- What you are asked to do: Every line of the entries with the word "created" in it should be shown.
· · ·
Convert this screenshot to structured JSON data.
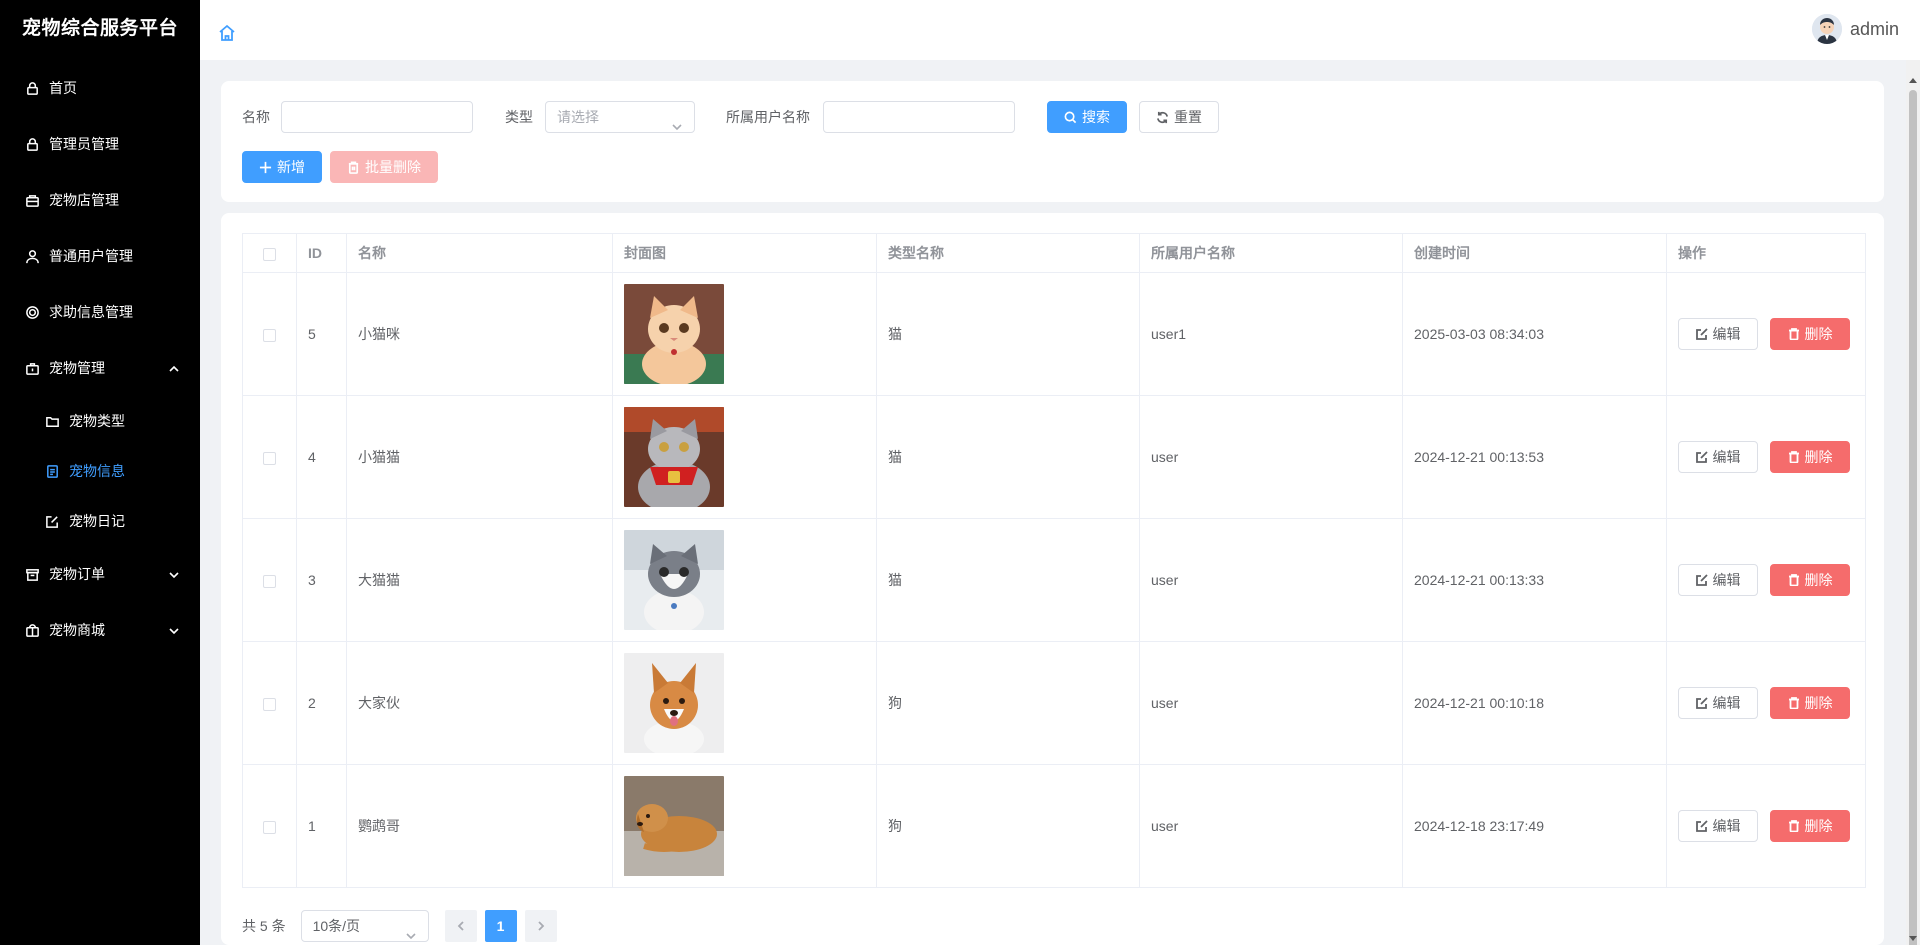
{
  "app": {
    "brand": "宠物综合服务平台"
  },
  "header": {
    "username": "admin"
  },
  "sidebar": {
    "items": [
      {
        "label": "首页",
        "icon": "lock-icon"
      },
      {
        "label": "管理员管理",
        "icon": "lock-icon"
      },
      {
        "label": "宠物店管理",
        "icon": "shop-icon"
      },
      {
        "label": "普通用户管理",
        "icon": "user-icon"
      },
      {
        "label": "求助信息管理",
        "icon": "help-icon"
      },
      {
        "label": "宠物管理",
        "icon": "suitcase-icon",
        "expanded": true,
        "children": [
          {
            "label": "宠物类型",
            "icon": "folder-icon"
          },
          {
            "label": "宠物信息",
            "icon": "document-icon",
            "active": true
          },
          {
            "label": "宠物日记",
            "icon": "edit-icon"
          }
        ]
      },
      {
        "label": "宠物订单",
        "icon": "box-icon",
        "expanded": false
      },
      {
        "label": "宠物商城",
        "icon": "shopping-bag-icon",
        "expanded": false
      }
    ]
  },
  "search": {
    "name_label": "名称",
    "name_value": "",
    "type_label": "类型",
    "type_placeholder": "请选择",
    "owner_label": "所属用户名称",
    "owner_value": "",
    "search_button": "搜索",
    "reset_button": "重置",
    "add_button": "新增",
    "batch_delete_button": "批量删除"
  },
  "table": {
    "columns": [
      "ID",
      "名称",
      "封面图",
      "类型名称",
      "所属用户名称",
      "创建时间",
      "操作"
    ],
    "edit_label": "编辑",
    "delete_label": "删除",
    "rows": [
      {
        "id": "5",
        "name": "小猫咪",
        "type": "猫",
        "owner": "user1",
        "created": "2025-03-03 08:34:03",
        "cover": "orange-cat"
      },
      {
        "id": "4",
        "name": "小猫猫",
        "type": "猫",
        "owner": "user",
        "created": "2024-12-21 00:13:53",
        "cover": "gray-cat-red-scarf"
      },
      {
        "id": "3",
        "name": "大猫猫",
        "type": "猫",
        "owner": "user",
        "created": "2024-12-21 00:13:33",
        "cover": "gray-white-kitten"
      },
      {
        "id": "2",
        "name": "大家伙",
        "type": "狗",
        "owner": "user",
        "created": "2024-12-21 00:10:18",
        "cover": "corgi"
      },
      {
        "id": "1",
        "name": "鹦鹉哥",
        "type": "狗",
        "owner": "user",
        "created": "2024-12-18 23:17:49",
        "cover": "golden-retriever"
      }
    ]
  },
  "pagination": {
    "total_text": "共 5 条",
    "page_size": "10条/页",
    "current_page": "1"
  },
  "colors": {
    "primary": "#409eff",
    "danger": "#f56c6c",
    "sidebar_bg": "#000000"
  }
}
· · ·
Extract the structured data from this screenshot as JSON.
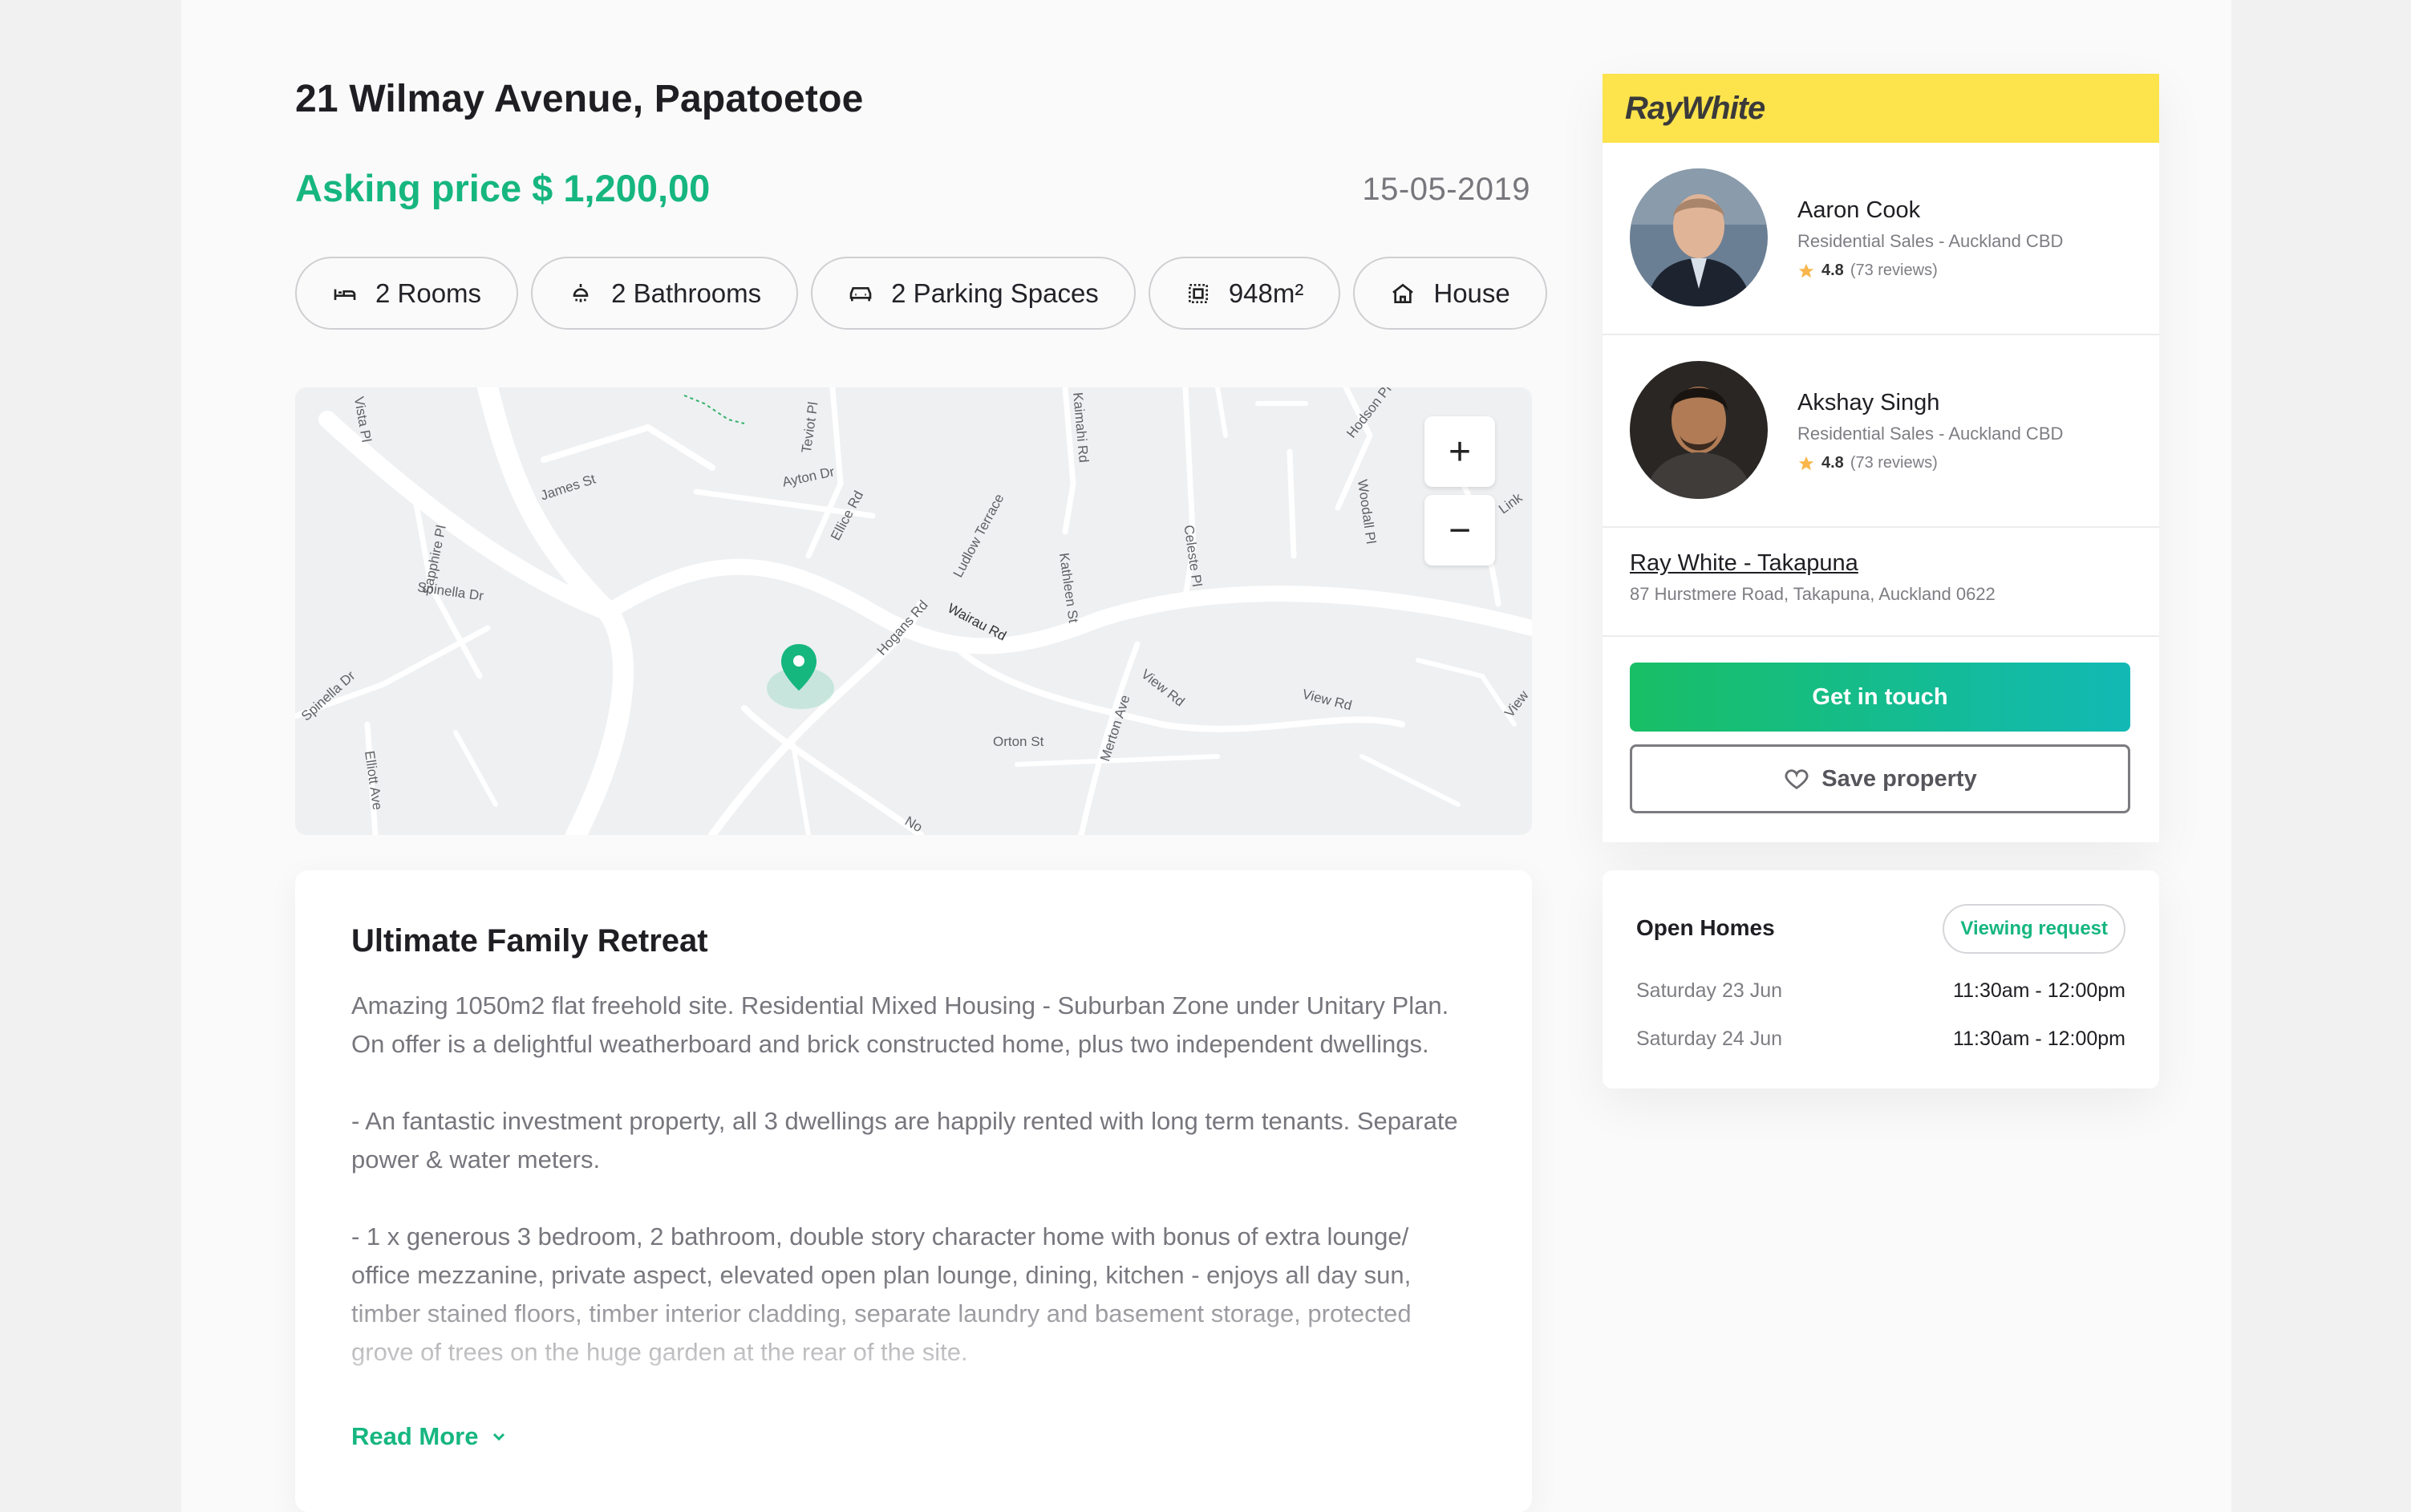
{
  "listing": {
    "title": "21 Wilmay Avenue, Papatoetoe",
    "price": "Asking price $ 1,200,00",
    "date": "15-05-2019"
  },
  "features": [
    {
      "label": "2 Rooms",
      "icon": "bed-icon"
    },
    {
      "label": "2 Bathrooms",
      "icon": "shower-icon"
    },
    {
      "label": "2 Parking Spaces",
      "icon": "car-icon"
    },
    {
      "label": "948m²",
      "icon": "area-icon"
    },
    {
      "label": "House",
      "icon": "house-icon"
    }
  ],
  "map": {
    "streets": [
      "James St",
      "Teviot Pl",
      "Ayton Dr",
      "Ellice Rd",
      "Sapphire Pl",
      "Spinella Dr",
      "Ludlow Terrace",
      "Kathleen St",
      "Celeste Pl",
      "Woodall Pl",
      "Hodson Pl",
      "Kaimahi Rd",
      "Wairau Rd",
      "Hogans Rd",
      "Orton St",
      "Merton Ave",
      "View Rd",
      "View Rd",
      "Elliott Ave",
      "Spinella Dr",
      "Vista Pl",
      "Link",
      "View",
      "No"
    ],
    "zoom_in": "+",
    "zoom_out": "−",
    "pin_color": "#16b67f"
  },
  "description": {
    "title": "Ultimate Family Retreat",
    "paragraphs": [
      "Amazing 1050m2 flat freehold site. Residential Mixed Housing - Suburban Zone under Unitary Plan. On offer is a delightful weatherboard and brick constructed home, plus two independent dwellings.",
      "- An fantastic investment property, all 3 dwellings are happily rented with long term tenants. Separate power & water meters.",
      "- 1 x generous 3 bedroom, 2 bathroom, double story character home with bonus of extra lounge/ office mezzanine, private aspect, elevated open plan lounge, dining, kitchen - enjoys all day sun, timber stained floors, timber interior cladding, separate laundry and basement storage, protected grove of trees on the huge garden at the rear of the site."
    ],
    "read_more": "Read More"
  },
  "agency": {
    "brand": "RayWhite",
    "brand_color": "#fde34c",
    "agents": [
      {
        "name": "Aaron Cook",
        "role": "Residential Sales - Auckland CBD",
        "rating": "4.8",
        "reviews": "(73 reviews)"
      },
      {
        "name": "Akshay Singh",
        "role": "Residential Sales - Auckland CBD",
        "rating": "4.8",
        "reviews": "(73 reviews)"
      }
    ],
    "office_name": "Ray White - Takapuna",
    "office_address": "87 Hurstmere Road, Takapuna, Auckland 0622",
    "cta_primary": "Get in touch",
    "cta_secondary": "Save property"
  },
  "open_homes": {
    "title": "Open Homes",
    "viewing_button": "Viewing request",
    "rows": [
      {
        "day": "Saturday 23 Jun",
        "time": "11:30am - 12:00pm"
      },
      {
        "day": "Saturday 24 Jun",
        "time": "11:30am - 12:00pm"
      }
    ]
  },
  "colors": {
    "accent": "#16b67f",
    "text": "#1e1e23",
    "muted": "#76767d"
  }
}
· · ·
- Solution for this exercise:
        "created": "2025-03-03 08:34:03",
        "created": "2024-12-21 00:13:53",
        "created": "2024-12-21 00:13:33",
        "created": "2024-12-21 00:10:18",
        "created": "2024-12-18 23:17:49",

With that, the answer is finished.